feature :user_administration, :development, :admin
feature :new_feature, :development

Of course, you can nest this as deep as you like (features depending on conditions depending on conditions depending on features depending on conditions...), although this might lead to completely incomprehensible rulesets.

The condition method is just an alias to the feature method, so internally, it makes absolutely no difference which method you use. Using both methods just helps you structuring your feature definitions and makes the feature definition file easier to understand.


Finally, there are two ways to check whether a feature is active or not within your code. You can just give it a block that will only be evaluated when the feature is active:

feature_active?(:hidden_feature) do
  # do something for that feature

or if you need the state of a feature as a boolean value or want to do something when a feature is not active:

if feature_active?(:hidden_feature)
  # do something for that feature
  # do something else

Its also possible to pass arbitary arguments to feature_active? like so:

if feature_active?(:hidden_feature, "secret_sauce")

Those parameters will be passed to the block defining the condition.

This method is defined on Object, so it is available anywhere you might ever need it.

Describing Features

Last and least, you can describe your features, for example when you use ticket numbers or anything other cryptic for your feature names. The description isn't used anywhere yet, but it might make your code more readable.

feature :feature_452, :development, :description => 'Feature 452: An end user can change his data on his profile page.'

You could also just use comments for that, but giving this to ruby flipper in code enables you to evaluate your features and print lists containing the description.

RubyFlipper::Feature.all.each do |feature|
  puts "#{}: #{feature.description}"
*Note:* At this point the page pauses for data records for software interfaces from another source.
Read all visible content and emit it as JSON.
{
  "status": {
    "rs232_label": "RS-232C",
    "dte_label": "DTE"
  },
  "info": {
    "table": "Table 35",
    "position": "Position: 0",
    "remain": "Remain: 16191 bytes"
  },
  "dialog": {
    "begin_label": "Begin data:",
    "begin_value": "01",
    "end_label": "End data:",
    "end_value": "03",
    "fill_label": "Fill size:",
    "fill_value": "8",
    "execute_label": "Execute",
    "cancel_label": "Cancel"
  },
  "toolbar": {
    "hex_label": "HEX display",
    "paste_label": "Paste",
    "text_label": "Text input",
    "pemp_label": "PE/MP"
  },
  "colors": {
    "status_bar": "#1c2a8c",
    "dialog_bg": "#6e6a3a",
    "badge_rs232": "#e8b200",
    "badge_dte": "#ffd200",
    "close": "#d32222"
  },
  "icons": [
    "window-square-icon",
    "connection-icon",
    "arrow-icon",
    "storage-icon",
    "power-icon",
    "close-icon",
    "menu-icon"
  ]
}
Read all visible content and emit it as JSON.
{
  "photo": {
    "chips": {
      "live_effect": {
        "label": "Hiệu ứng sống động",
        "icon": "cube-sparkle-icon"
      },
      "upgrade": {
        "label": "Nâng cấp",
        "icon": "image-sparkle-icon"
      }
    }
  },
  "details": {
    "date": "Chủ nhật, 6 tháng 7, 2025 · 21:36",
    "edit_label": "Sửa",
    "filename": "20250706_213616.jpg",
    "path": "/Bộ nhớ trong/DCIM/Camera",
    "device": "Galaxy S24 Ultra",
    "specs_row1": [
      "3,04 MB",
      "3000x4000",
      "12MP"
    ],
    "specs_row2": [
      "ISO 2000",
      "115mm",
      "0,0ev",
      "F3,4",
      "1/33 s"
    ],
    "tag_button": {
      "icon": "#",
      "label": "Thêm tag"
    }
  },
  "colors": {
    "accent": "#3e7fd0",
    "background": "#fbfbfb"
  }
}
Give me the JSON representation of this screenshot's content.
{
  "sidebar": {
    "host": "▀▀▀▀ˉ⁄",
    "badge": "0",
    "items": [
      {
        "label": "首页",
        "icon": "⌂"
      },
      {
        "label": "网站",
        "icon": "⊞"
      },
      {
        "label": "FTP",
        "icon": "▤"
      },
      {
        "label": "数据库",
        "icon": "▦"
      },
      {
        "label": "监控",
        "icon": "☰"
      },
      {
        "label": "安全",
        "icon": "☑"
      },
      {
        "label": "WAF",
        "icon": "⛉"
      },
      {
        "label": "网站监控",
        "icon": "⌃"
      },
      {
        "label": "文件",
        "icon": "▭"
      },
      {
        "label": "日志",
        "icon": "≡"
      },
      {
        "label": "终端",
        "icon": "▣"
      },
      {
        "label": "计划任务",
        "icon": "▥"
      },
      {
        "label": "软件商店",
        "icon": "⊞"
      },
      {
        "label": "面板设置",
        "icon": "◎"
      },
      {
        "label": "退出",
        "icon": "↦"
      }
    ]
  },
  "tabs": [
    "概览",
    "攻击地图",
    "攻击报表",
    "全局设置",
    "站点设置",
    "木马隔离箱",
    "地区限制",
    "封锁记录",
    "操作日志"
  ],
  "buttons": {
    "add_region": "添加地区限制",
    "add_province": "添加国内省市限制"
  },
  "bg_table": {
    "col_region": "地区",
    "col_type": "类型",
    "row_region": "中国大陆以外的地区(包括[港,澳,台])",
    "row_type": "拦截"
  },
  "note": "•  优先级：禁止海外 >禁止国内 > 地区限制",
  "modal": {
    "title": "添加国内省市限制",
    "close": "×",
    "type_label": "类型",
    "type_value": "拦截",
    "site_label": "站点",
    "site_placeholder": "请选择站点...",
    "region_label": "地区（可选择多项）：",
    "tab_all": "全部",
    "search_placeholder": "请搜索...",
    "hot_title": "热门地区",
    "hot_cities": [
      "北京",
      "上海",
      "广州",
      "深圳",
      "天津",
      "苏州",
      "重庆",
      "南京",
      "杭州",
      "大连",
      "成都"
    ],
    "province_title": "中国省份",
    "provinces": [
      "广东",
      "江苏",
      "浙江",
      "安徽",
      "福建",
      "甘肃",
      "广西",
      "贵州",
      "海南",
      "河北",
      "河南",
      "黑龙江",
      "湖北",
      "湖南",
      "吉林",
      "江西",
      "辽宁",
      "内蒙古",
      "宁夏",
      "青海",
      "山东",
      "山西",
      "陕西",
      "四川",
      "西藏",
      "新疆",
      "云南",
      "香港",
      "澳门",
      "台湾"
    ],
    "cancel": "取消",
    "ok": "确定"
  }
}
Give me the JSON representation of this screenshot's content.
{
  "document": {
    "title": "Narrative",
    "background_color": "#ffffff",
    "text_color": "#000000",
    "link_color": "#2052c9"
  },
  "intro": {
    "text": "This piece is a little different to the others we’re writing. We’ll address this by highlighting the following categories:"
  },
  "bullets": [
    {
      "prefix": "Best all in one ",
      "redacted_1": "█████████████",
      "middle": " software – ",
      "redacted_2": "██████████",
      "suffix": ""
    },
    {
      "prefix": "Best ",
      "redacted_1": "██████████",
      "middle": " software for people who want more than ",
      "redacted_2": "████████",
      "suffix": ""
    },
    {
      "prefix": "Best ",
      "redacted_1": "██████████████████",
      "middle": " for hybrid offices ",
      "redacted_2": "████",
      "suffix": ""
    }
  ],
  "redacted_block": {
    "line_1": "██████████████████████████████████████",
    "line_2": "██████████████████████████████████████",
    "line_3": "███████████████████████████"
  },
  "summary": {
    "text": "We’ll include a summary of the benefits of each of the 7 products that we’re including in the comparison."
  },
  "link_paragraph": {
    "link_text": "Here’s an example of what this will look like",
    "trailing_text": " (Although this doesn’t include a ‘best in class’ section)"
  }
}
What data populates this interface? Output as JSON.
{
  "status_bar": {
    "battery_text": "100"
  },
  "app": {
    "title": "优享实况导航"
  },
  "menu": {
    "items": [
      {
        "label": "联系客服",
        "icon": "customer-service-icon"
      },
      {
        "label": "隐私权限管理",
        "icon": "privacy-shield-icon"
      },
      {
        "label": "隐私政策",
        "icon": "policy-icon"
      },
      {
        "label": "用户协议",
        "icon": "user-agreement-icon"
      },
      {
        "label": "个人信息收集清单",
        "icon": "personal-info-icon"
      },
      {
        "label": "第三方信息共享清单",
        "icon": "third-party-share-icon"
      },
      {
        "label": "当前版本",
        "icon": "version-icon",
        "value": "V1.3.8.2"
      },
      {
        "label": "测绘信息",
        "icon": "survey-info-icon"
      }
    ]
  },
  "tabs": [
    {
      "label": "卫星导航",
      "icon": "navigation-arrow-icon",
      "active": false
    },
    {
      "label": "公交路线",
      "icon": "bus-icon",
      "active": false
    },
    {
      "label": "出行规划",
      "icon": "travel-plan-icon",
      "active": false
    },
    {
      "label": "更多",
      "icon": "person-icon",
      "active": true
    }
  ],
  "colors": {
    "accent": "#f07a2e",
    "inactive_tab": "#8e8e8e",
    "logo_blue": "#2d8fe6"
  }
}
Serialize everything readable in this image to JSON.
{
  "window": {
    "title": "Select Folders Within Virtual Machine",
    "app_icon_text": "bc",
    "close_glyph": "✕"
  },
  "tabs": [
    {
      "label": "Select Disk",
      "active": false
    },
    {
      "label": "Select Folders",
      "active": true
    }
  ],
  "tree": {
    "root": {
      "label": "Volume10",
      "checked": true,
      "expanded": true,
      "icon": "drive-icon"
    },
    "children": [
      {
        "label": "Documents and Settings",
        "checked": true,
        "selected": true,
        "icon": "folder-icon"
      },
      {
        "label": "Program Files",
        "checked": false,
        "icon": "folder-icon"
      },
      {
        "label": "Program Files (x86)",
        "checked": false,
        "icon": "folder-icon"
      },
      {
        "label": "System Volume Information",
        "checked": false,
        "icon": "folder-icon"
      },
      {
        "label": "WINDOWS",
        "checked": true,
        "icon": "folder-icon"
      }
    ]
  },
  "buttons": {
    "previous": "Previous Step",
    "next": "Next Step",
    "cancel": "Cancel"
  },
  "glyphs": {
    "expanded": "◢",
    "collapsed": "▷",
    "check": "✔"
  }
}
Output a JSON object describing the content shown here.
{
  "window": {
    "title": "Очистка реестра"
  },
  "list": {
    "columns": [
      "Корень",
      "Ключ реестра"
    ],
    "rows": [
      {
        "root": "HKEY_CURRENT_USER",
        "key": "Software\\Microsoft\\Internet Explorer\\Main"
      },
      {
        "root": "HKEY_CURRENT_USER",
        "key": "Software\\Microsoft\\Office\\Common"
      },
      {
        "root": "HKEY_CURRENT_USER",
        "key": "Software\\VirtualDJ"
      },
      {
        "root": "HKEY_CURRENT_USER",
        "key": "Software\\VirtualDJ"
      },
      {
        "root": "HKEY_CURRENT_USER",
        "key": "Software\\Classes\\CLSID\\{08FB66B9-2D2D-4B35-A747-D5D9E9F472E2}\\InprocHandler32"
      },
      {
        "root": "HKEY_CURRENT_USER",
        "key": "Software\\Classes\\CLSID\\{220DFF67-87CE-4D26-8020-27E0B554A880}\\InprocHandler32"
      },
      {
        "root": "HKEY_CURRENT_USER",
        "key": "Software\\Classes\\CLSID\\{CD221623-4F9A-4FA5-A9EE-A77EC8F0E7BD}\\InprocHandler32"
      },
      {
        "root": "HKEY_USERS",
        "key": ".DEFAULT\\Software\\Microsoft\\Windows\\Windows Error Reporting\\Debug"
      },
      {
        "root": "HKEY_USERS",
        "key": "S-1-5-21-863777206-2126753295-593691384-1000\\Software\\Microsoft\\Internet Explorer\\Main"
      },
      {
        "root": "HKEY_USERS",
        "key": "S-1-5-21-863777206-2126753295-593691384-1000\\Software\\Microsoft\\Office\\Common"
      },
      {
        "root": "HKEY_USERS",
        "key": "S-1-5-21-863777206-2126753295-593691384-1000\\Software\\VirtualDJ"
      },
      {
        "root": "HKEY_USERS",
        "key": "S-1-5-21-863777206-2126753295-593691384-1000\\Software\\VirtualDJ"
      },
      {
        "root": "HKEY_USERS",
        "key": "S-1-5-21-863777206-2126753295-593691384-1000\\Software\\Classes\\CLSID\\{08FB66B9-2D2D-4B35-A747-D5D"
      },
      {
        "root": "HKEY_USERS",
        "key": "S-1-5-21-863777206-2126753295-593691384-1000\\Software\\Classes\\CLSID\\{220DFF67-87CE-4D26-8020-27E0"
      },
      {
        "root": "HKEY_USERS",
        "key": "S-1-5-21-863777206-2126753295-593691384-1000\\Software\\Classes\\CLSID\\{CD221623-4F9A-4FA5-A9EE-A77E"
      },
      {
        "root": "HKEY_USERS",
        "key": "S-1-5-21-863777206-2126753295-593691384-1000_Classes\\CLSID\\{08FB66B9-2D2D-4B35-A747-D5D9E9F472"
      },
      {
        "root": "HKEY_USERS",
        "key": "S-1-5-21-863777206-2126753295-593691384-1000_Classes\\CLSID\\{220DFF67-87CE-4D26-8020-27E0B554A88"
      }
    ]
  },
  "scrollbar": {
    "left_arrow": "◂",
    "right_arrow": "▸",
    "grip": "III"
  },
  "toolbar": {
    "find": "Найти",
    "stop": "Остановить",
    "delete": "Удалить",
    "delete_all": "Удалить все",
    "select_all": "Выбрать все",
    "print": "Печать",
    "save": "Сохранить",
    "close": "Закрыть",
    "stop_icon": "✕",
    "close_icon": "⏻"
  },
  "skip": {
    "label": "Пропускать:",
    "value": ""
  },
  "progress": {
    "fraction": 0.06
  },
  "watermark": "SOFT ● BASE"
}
  • Thanks to Ryan Ahearn for implementing dynamic parameters to feature_active?


ruby_flipper is released under the MIT License.